Stored dataset items:
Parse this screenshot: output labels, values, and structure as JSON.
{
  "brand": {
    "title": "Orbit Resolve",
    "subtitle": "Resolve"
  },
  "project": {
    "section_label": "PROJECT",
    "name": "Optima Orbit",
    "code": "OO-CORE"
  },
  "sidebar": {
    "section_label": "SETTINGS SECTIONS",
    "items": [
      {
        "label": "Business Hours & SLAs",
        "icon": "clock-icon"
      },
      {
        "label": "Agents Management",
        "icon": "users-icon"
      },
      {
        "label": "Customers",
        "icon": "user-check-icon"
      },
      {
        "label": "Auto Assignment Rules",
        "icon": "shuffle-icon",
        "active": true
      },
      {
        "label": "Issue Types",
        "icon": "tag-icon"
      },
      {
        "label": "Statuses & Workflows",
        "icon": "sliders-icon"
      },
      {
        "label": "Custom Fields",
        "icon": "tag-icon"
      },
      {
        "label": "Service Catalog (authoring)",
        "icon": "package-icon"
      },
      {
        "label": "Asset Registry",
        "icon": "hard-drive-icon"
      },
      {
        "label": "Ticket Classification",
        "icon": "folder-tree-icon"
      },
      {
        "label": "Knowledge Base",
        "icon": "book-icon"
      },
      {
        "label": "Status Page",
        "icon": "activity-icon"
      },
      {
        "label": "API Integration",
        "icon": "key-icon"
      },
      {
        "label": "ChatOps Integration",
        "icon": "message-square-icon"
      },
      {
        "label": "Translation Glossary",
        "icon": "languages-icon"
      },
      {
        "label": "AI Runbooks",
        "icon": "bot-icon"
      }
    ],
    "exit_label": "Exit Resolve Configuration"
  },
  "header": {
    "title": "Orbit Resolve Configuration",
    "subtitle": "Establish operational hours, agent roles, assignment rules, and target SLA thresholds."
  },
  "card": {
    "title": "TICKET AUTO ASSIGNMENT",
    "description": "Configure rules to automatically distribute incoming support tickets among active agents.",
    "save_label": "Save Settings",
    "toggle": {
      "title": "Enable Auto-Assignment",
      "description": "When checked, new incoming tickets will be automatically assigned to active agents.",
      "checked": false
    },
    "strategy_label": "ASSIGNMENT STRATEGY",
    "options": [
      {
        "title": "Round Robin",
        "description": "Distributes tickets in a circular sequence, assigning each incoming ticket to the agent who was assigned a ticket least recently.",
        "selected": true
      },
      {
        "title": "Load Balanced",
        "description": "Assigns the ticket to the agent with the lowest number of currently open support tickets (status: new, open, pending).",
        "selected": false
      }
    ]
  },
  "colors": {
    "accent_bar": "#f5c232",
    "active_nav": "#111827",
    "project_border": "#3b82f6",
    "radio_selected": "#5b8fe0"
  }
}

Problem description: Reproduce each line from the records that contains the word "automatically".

Exercise solution:
    "description": "Configure rules to automatically distribute incoming support tickets among active agents.",
      "description": "When checked, new incoming tickets will be automatically assigned to active agents.",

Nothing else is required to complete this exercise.